“The work that PTN is doing is critical,” Dr. Patterson said. “Especially when working with life-threatening conditions in the newborn population, the more science behind our medical practices, the more confident we can be that we will deliver the best outcomes for our patients and their families.”

*Name has been changed to protect confidentiality.

DCRI and partners awarded FDA grant to create Global Pediatric Clinical Trials Network

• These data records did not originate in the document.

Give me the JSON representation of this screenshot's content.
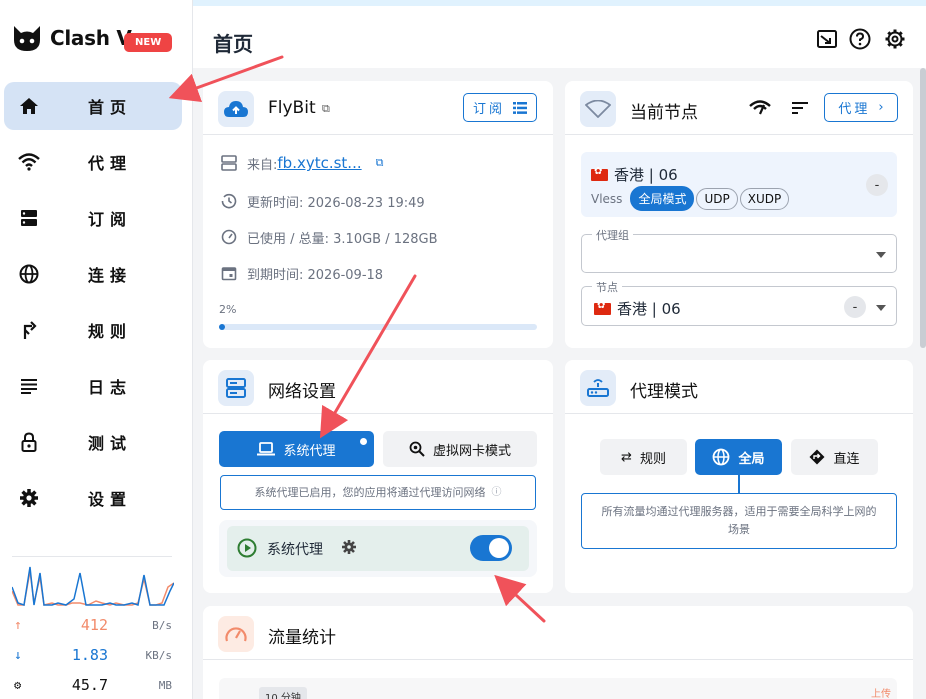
{
  "app": {
    "title": "Clash V",
    "badge": "NEW"
  },
  "sidebar": {
    "items": [
      {
        "label": "首页",
        "icon": "home-icon"
      },
      {
        "label": "代理",
        "icon": "wifi-icon"
      },
      {
        "label": "订阅",
        "icon": "storage-icon"
      },
      {
        "label": "连接",
        "icon": "globe-icon"
      },
      {
        "label": "规则",
        "icon": "fork-icon"
      },
      {
        "label": "日志",
        "icon": "list-icon"
      },
      {
        "label": "测试",
        "icon": "lock-icon"
      },
      {
        "label": "设置",
        "icon": "gear-icon"
      }
    ],
    "traffic": {
      "up": {
        "value": "412",
        "unit": "B/s",
        "color": "#f28b6b"
      },
      "down": {
        "value": "1.83",
        "unit": "KB/s",
        "color": "#1976d2"
      },
      "mem": {
        "value": "45.7",
        "unit": "MB",
        "color": "#111111"
      }
    }
  },
  "header": {
    "title": "首页"
  },
  "profile": {
    "name": "FlyBit",
    "subscribe_label": "订阅",
    "source_label": "来自: ",
    "source_link": "fb.xytc.st...",
    "updated": "更新时间: 2026-08-23 19:49",
    "usage": "已使用 / 总量: 3.10GB / 128GB",
    "expire": "到期时间: 2026-09-18",
    "percent_label": "2%",
    "percent": 0.02
  },
  "current_node": {
    "title": "当前节点",
    "proxy_button": "代理",
    "node_name": "香港 | 06",
    "protocol": "Vless",
    "tags": [
      "全局模式",
      "UDP",
      "XUDP"
    ],
    "delay_placeholder": "-",
    "group_label": "代理组",
    "group_value": "",
    "node_label": "节点",
    "node_value": "香港 | 06"
  },
  "network": {
    "title": "网络设置",
    "tab_system": "系统代理",
    "tab_tun": "虚拟网卡模式",
    "desc": "系统代理已启用，您的应用将通过代理访问网络",
    "switch_label": "系统代理",
    "switch_on": true
  },
  "proxy_mode": {
    "title": "代理模式",
    "modes": [
      "规则",
      "全局",
      "直连"
    ],
    "active": "全局",
    "desc_line1": "所有流量均通过代理服务器，适用于需要全局科学上网的",
    "desc_line2": "场景"
  },
  "traffic_stats": {
    "title": "流量统计",
    "range_tag": "10 分钟",
    "legend_up": "上传"
  },
  "colors": {
    "accent": "#1976d2",
    "sidebar_active": "#d5e3f5",
    "badge": "#ef4444",
    "annotation_arrow": "#f0525a"
  }
}
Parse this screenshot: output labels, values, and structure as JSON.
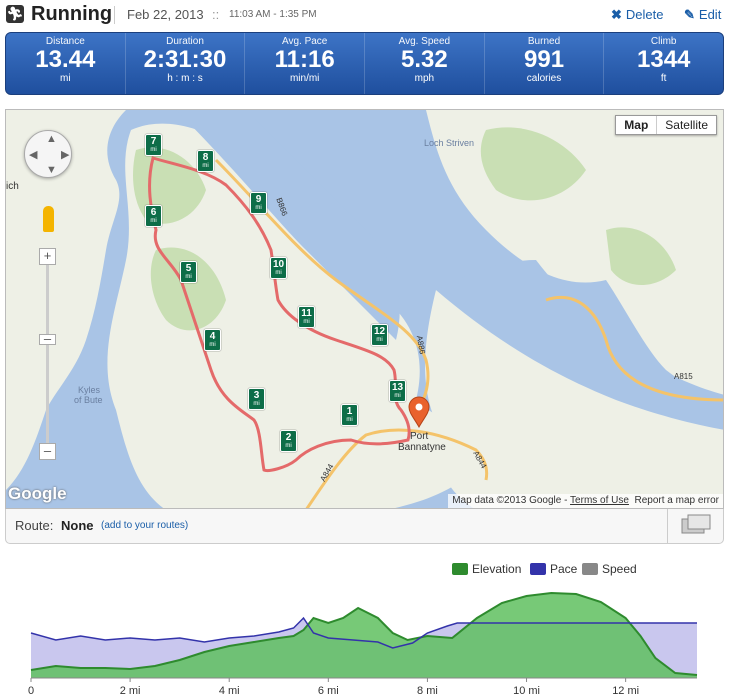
{
  "header": {
    "title": "Running",
    "date": "Feb 22, 2013",
    "separator": "::",
    "time_range": "11:03 AM - 1:35 PM",
    "delete_label": "Delete",
    "edit_label": "Edit"
  },
  "stats": [
    {
      "label": "Distance",
      "value": "13.44",
      "unit": "mi"
    },
    {
      "label": "Duration",
      "value": "2:31:30",
      "unit": "h : m : s"
    },
    {
      "label": "Avg. Pace",
      "value": "11:16",
      "unit": "min/mi"
    },
    {
      "label": "Avg. Speed",
      "value": "5.32",
      "unit": "mph"
    },
    {
      "label": "Burned",
      "value": "991",
      "unit": "calories"
    },
    {
      "label": "Climb",
      "value": "1344",
      "unit": "ft"
    }
  ],
  "map": {
    "type_map": "Map",
    "type_satellite": "Satellite",
    "place_loch": "Loch Striven",
    "place_kyles_1": "Kyles",
    "place_kyles_2": "of Bute",
    "place_port_1": "Port",
    "place_port_2": "Bannatyne",
    "place_ich": "ich",
    "road_a886": "A886",
    "road_a844_1": "A844",
    "road_a844_2": "A844",
    "road_a815": "A815",
    "road_b866": "B866",
    "google_logo": "Google",
    "attribution": "Map data ©2013 Google -",
    "terms": "Terms of Use",
    "report": "Report a map error",
    "mile_unit": "mi",
    "mile_markers": [
      "1",
      "2",
      "3",
      "4",
      "5",
      "6",
      "7",
      "8",
      "9",
      "10",
      "11",
      "12",
      "13"
    ]
  },
  "route": {
    "label": "Route:",
    "value": "None",
    "link": "(add to your routes)"
  },
  "chart_data": {
    "type": "area",
    "series": [
      {
        "name": "Elevation",
        "color": "#2e8b2e"
      },
      {
        "name": "Pace",
        "color": "#3333aa"
      },
      {
        "name": "Speed",
        "color": "#888888"
      }
    ],
    "x_ticks": [
      "0",
      "2 mi",
      "4 mi",
      "6 mi",
      "8 mi",
      "10 mi",
      "12 mi"
    ],
    "x_tick_values": [
      0,
      2,
      4,
      6,
      8,
      10,
      12
    ],
    "xlim": [
      0,
      13.44
    ],
    "elevation": {
      "x": [
        0,
        0.5,
        1,
        1.5,
        2,
        2.5,
        3,
        3.5,
        4,
        4.5,
        5,
        5.3,
        5.5,
        5.7,
        6,
        6.3,
        6.6,
        7,
        7.3,
        7.6,
        8,
        8.5,
        9,
        9.5,
        10,
        10.5,
        11,
        11.5,
        12,
        12.3,
        12.6,
        13,
        13.44
      ],
      "y": [
        0.08,
        0.12,
        0.1,
        0.1,
        0.09,
        0.12,
        0.18,
        0.26,
        0.32,
        0.36,
        0.4,
        0.42,
        0.48,
        0.6,
        0.55,
        0.6,
        0.7,
        0.6,
        0.45,
        0.38,
        0.42,
        0.4,
        0.6,
        0.75,
        0.82,
        0.85,
        0.84,
        0.76,
        0.6,
        0.42,
        0.2,
        0.05,
        0.03
      ]
    },
    "pace": {
      "x": [
        0,
        0.5,
        1,
        1.5,
        2,
        2.5,
        3,
        3.5,
        4,
        4.5,
        5,
        5.3,
        5.5,
        5.7,
        6,
        6.5,
        7,
        7.3,
        7.7,
        8,
        8.4,
        8.6,
        13.44
      ],
      "y": [
        0.45,
        0.38,
        0.42,
        0.38,
        0.4,
        0.38,
        0.4,
        0.36,
        0.4,
        0.42,
        0.46,
        0.5,
        0.6,
        0.45,
        0.4,
        0.38,
        0.36,
        0.3,
        0.35,
        0.45,
        0.52,
        0.55,
        0.55
      ]
    }
  }
}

The Duke Clinical Research Institute and its strategic partners have been awarded a grant from the U.S. Food and Drug Administration (FDA) to establish a coordinating center for a Global Pediatric Clinical Trials Network (G-PCTN). The G-PCTN will support efficient pediatric clinical trials worldwide by developing scientific and operational infrastructure, fostering collaborative networks, sharing knowledge, and engaging stakeholders. The principal investigators for this program will be Drs. Danny Benjamin and Michael (Micky) Cohen-Wolkowiez.

“Although we’ve made a lot of progress in recent years, pediatric trials are still hard to complete successfully. There are perennial challenges – enrolling patients, finding access to supporting infrastructure, navigating a complex regulatory environment – that affect everyone working to advance pediatric research, but they can be especially challenging for research sites that don’t have access to resources or experience,” said Benjamin. “We’ve had great success with the Exclusivity Program, and NICHD’s off-patent program; but we need to work through some of the challenges that folks have had in meeting the requirements outlined by the Pediatric Research Equity Act. It’s crucial to have success across new therapeutics for children.”

Although the Pediatric Research Equity Act (PREA) and the Best Pharmaceuticals for Children Act (BPCA) were both implemented to encourage research sponsors to conduct more pediatric clinical trials, many drugs used in children lack sufficient information to guide their safe and effective dosing. Further, 42% of pediatric trials done under BPCA have not successfully supported pediatric indications.

“Despite how vital it is for children’s health, proper dosing information is still sorely lacking for many important therapies used in children and infants,” Cohen-Wolkowiez said, noting that the relatively small numbers of patients eligible to enroll in pediatric trials of therapies for rare diseases adds an additional layer of difficulty. “This Network will provide a key opportunity to address inefficiencies and build capacity across the globe for conducting more effective pediatric clinical trials, which will help inform the decisions parents and healthcare providers make when caring for our youngest patients.”

The grant will be used to create a coordinating center comprising 3 cores for network operations, patient engagement, and scientific oversight and 5 clinical study groups devoted to study design, dosing, regulatory/pharmacy, network partnerships, and rare diseases. Benjamin, who also serves as Principal Investigator for the Eunice Kennedy Shriver National Institute of Child Health and Human Development’s Pediatric Trials Network (PTN) envisions the programs working synergistically: “There are natural interactions, or lessons learned, across the trials conducted in the older, off-patent medicines and the trials conducted for newer therapeutics.”

The creation of the Network reflects consensus findings from a multistakeholder group that included regulators, industry, academia, patient advocacy groups, disease networks, and parents. The group noted that no one set of stakeholders can address these problems in isolation; instead, a global network involving all stakeholders could better ensure successful pediatric trials, especially those being conducted in patients with rare diseases.

The G-PCTN will leverage and extend the extensive infrastructure, networks, and experience already in place via the PTN, whose administrative coordinating center is also located at the DCRI.